President's Revenue Plan Rewards Tax Dodgers
by Scott Klinger, 2/2/2015
President Obama’s budget, which was released today, rewards corporate tax avoiders by forgiving hundreds of billions of dollars of corporate income taxes they owe on profits stashed offshore. The president proposed a minimum tax on offshore corporate profits last year, but only with today’s budget was he specific about the tax rates he would propose.
Under the terms of the plan, corporations would pay a minimum of 19 percent on their foreign profits going forward and an even lower 14 percent “transition tax” on the more than $2 trillion of corporate wealth already held offshore. The revenue from the one-time transition tax would be used to fund domestic infrastructure projects.
In fairness, the president’s proposed tax holiday is preferable to several schemes recently introduced in Congress. The president’s plan is mandatory and imposes a higher rate than any of the congressional plans. Still, it forgives more than half the taxes these companies already owe under current law. And the plan does not do enough to stem the annual flow of hundreds of billions of dollars in corporate profits earned in the United States to offshore tax havens, out of the reach of U.S. tax authorities. Legal tax dodging by corporations costs the U.S. Treasury an estimated $90 billion a year.
This enormous subsidy to America’s most prosperous corporations comes at a time when corporate taxes as a share of the economy remain near post-World War II lows – yet corporate profits and the stock market are at all-time highs. In the 1950s, corporations paid nearly a third of the cost of operating the federal government. Last year, corporate taxes accounted for just 10.6 percent of federal government receipts, according to budget documents released by the White House today. Corporate tax collections in 2014 fell $12 billion, short of estimates the White House made a year earlier. In contrast, collections from individual income taxes last year exceeded earlier forecasts.
A few corporations adept at the offshore tax haven game offer a glimpse into just how little they pay on their foreign profits. According to an analysis by Citizens for Tax Justice (CTJ) and U.S. PIRG (PIRG), 26 large U.S. corporations with combined offshore profits of over $400 billion paid just 3.3 percent in taxes to foreign governments, demonstrating that most of their assets are held in tax havens where corporate profits are taxed lightly, if at all. The 26 corporations in the CTJ/PIRG study have a combined U.S. tax liability of $129.6 billion on the money they have parked offshore. Under the president’s proposal, they would be required to pay just $57 billion. The remaining $72.6 billion of taxes would be “forgiven” and unavailable to fund infrastructure and other unmet needs.
Under the Obama plan, nearly $21 billion of Apple’s tax liabilities would be forgiven.

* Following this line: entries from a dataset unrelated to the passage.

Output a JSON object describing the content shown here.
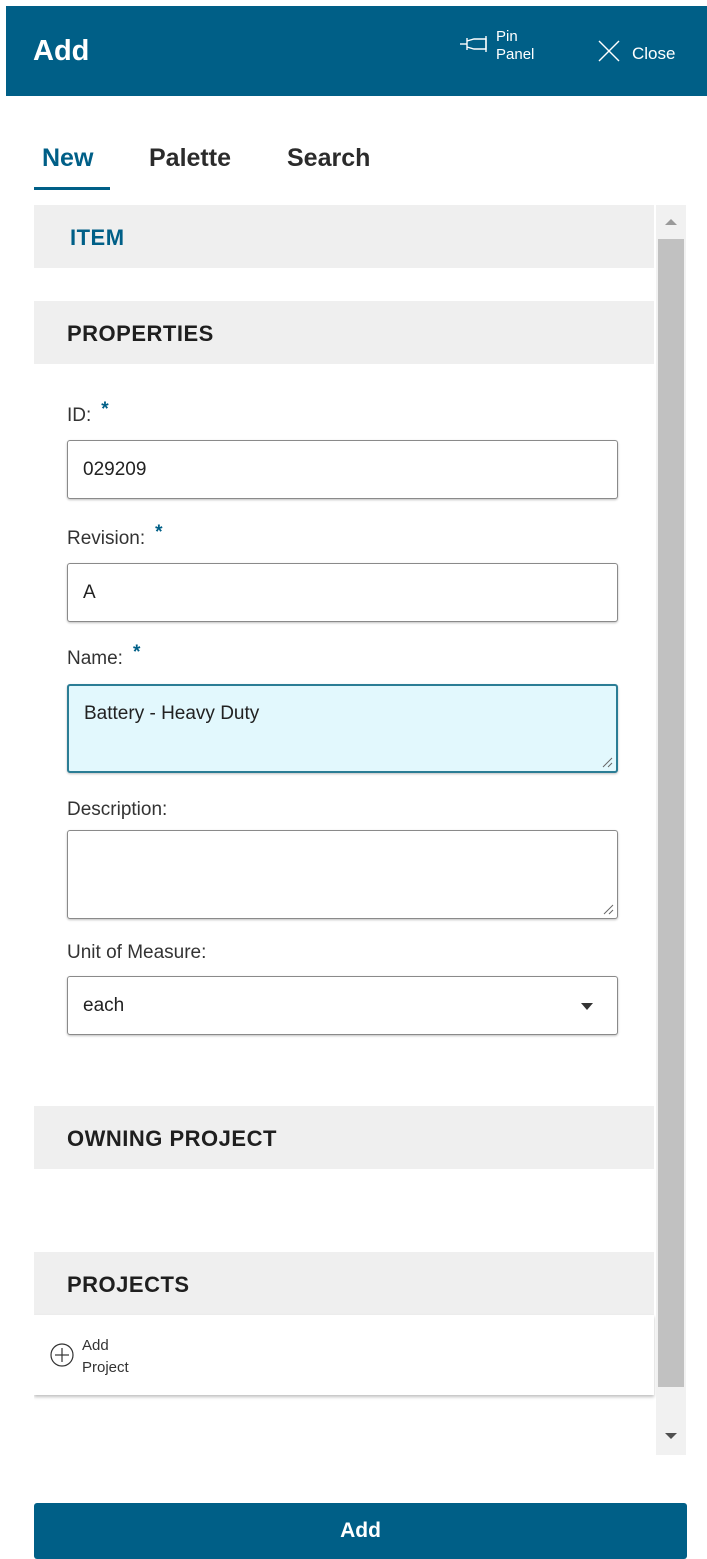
{
  "header": {
    "title": "Add",
    "pin_label": "Pin Panel",
    "close_label": "Close",
    "background_color": "#005f87"
  },
  "tabs": [
    {
      "label": "New",
      "active": true
    },
    {
      "label": "Palette",
      "active": false
    },
    {
      "label": "Search",
      "active": false
    }
  ],
  "sections": {
    "item": "ITEM",
    "properties": "PROPERTIES",
    "owning_project": "OWNING PROJECT",
    "projects": "PROJECTS"
  },
  "form": {
    "required_marker": "*",
    "id": {
      "label": "ID:",
      "value": "029209",
      "required": true
    },
    "revision": {
      "label": "Revision:",
      "value": "A",
      "required": true
    },
    "name": {
      "label": "Name:",
      "value": "Battery - Heavy Duty",
      "required": true
    },
    "description": {
      "label": "Description:",
      "value": ""
    },
    "unit_of_measure": {
      "label": "Unit of Measure:",
      "value": "each"
    }
  },
  "projects": {
    "add_project_label": "Add Project",
    "add_icon": "plus-circle-icon"
  },
  "footer": {
    "add_button_label": "Add"
  },
  "colors": {
    "accent": "#005f87",
    "focus_field_bg": "#e2f8fd",
    "section_bg": "#efefef"
  }
}
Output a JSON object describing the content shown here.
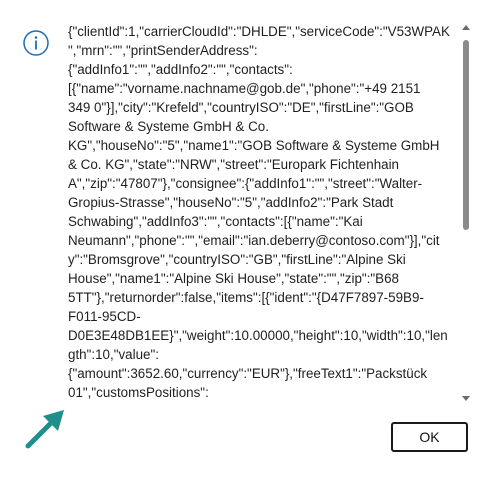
{
  "dialog": {
    "icon": "info-icon",
    "message_lines": [
      "{\"clientId\":1,\"carrierCloudId\":\"DHLDE\",\"serviceCode\":\"V53WPAK",
      "\",\"mrn\":\"\",\"printSenderAddress\":",
      "{\"addInfo1\":\"\",\"addInfo2\":\"\",\"contacts\":",
      "[{\"name\":\"vorname.nachname@gob.de\",\"phone\":\"+49 2151",
      "349 0\"}],\"city\":\"Krefeld\",\"countryISO\":\"DE\",\"firstLine\":\"GOB",
      "Software & Systeme GmbH & Co.",
      "KG\",\"houseNo\":\"5\",\"name1\":\"GOB Software & Systeme GmbH",
      "& Co. KG\",\"state\":\"NRW\",\"street\":\"Europark Fichtenhain",
      "A\",\"zip\":\"47807\"},\"consignee\":{\"addInfo1\":\"\",\"street\":\"Walter-",
      "Gropius-Strasse\",\"houseNo\":\"5\",\"addInfo2\":\"Park Stadt",
      "Schwabing\",\"addInfo3\":\"\",\"contacts\":[{\"name\":\"Kai",
      "Neumann\",\"phone\":\"\",\"email\":\"ian.deberry@contoso.com\"}],\"cit",
      "y\":\"Bromsgrove\",\"countryISO\":\"GB\",\"firstLine\":\"Alpine Ski",
      "House\",\"name1\":\"Alpine Ski House\",\"state\":\"\",\"zip\":\"B68",
      "5TT\"},\"returnorder\":false,\"items\":[{\"ident\":\"{D47F7897-59B9-",
      "F011-95CD-",
      "D0E3E48DB1EE}\",\"weight\":10.00000,\"height\":10,\"width\":10,\"len",
      "gth\":10,\"value\":",
      "{\"amount\":3652.60,\"currency\":\"EUR\"},\"freeText1\":\"Packstück",
      "01\",\"customsPositions\":"
    ],
    "ok_label": "OK",
    "annotation_arrow": "arrow-icon",
    "colors": {
      "icon_blue": "#1f6fb2",
      "arrow_teal": "#1f8f8c",
      "text": "#1f1f1f",
      "button_border": "#1a1a1a"
    }
  }
}
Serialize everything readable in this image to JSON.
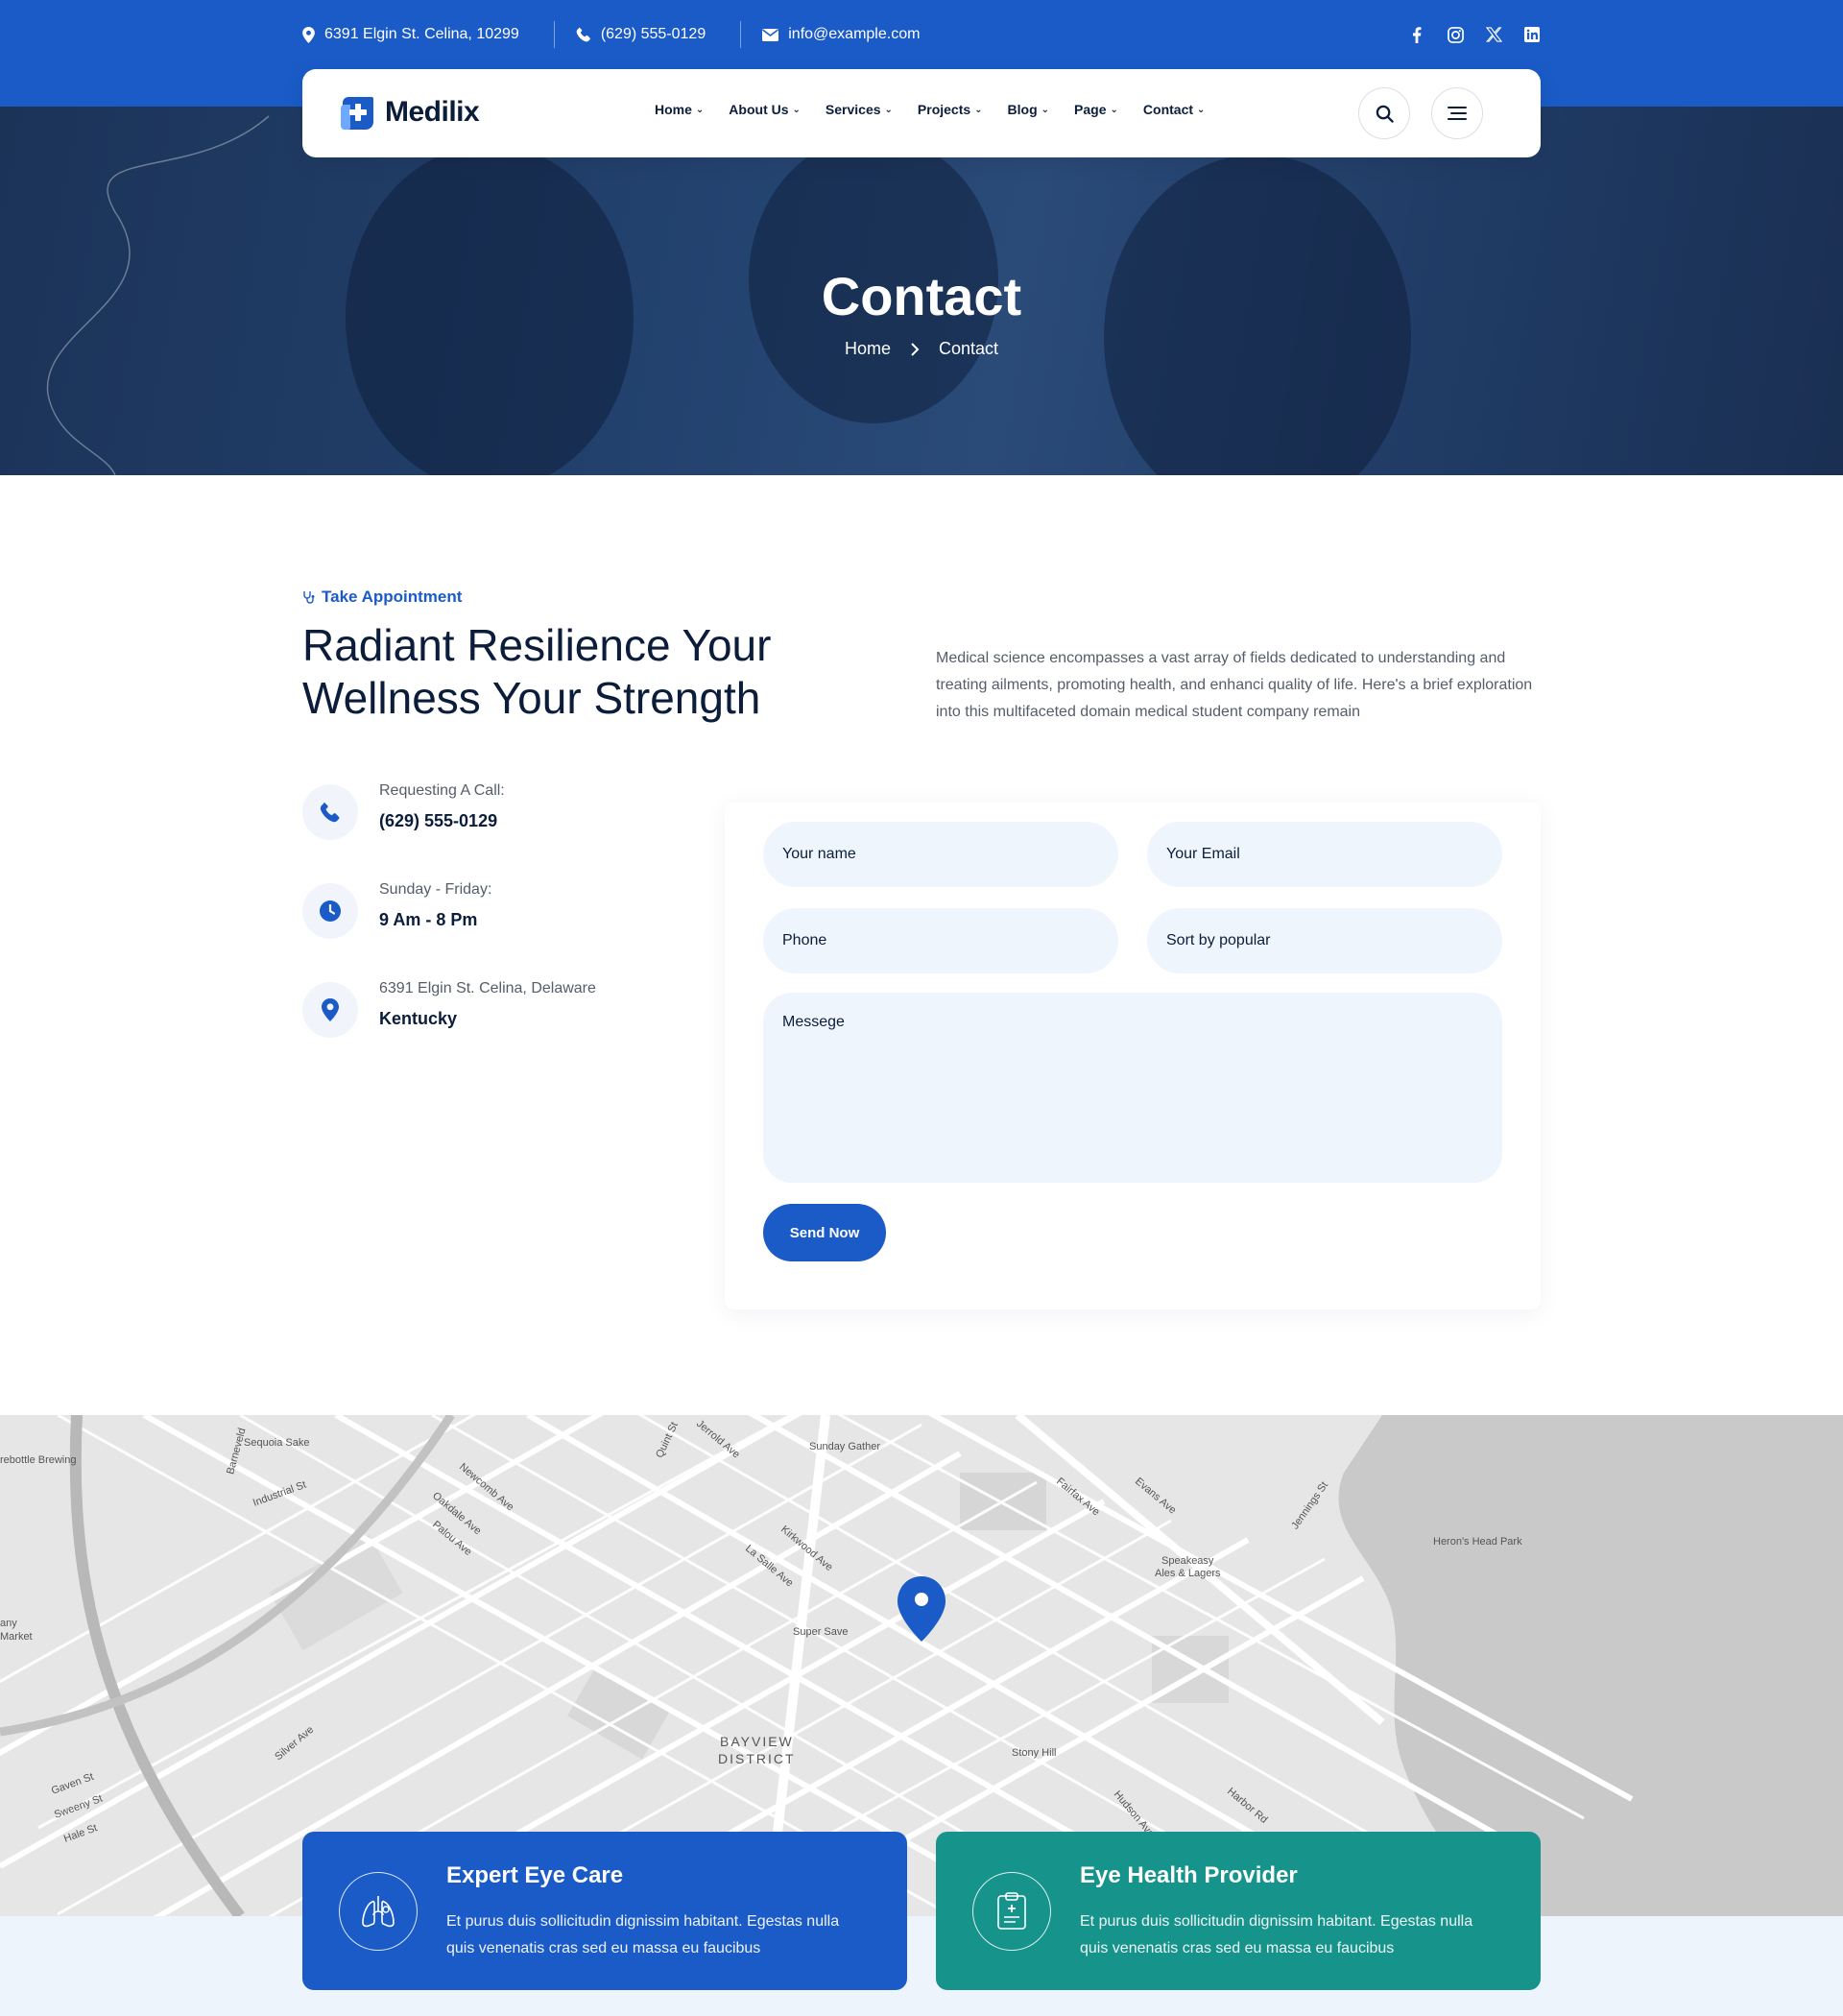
{
  "topbar": {
    "address": "6391 Elgin St. Celina, 10299",
    "phone": "(629) 555-0129",
    "email": "info@example.com",
    "socials": [
      "facebook-icon",
      "instagram-icon",
      "x-icon",
      "linkedin-icon"
    ]
  },
  "brand": {
    "name": "Medilix"
  },
  "nav": {
    "items": [
      "Home",
      "About Us",
      "Services",
      "Projects",
      "Blog",
      "Page",
      "Contact"
    ]
  },
  "hero": {
    "title": "Contact",
    "breadcrumb": {
      "home": "Home",
      "current": "Contact"
    }
  },
  "appointment": {
    "tag": "Take Appointment",
    "heading": "Radiant Resilience Your Wellness Your Strength",
    "description": "Medical science encompasses a vast array of fields dedicated to understanding and treating ailments, promoting health, and enhanci quality of life. Here's a brief exploration into this multifaceted domain medical student company remain"
  },
  "contact_info": [
    {
      "icon": "phone-icon",
      "label": "Requesting A Call:",
      "value": "(629) 555-0129"
    },
    {
      "icon": "clock-icon",
      "label": "Sunday - Friday:",
      "value": "9 Am - 8 Pm"
    },
    {
      "icon": "location-pin-icon",
      "label": "6391 Elgin St. Celina, Delaware",
      "value": "Kentucky"
    }
  ],
  "form": {
    "name_placeholder": "Your name",
    "email_placeholder": "Your Email",
    "phone_placeholder": "Phone",
    "sort_value": "Sort by popular",
    "message_placeholder": "Messege",
    "submit_label": "Send Now"
  },
  "map": {
    "labels": {
      "district": "BAYVIEW DISTRICT",
      "places": [
        "Sequoia Sake",
        "Sunday Gather",
        "Super Save",
        "Speakeasy Ales & Lagers",
        "Heron's Head Park",
        "Stony Hill",
        "Market",
        "rebottle Brewing"
      ],
      "streets": [
        "Industrial St",
        "Newcomb Ave",
        "Oakdale Ave",
        "Palou Ave",
        "Jerrold Ave",
        "Quint St",
        "Kirkwood Ave",
        "La Salle Ave",
        "Fairfax Ave",
        "Evans Ave",
        "Jennings St",
        "Silver Ave",
        "Gaven St",
        "Sweeny St",
        "Hale St",
        "Hudson Ave",
        "Harbor Rd",
        "Barneveld"
      ]
    }
  },
  "features": [
    {
      "icon": "lungs-icon",
      "title": "Expert Eye Care",
      "text": "Et purus duis sollicitudin dignissim habitant. Egestas nulla quis venenatis cras sed eu massa eu faucibus",
      "color": "#1a5bc8"
    },
    {
      "icon": "clipboard-medical-icon",
      "title": "Eye Health Provider",
      "text": "Et purus duis sollicitudin dignissim habitant. Egestas nulla quis venenatis cras sed eu massa eu faucibus",
      "color": "#16948b"
    }
  ],
  "colors": {
    "primary": "#1a5bc8",
    "teal": "#16948b",
    "dark": "#0b1d3a",
    "field_bg": "#eff5fd"
  }
}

Apple told its shareholders that it paid only 2.3 percent in taxes on the $111 billion it holds offshore. Under the Obama plan, nearly $21 billion of Apple’s tax liabilities would be forgiven. Microsoft disclosed to its shareholders last year that it paid just 3.1 percent in taxes on the more than $76 billion in profits it holds offshore. If the president’s plan becomes law, Microsoft would enjoy a tax windfall of $13.7 billion.
There is no question that our infrastructure requires serious attention; we need $3.6 trillion in new investments over the next five years if we want our economy to remain healthy and competitive, according to the American Society of Civil Engineers. The president’s proposal barely makes a dent in that figure. Closing offshore tax loopholes would raise $90 billion each and every year for infrastructure; the president’s one-time tax holiday would raise just $238 billion – and we would be back looking for more road and bridge funds next year.
Farmers know that if you’ve got a hole in the fence through which the horses are running, it makes no sense to round them up and put them back in that corral until the fence is fixed.
The president needs to fix the fence. We need to shut down foreign tax havens and end the flagrant corporate avoidance of tax responsibilities. The nation needs corporate tax rates in the 30 percent range to make critical investments and reduce our interest payments. We need to demand more of the corporations that have used their political muscle to avoid paying for the infrastructure, courts, and public services on which they rely to run successful business operations in the U.S. If they don’t want to pay their fair share, they shouldn’t expect access to the world’s largest consumer market.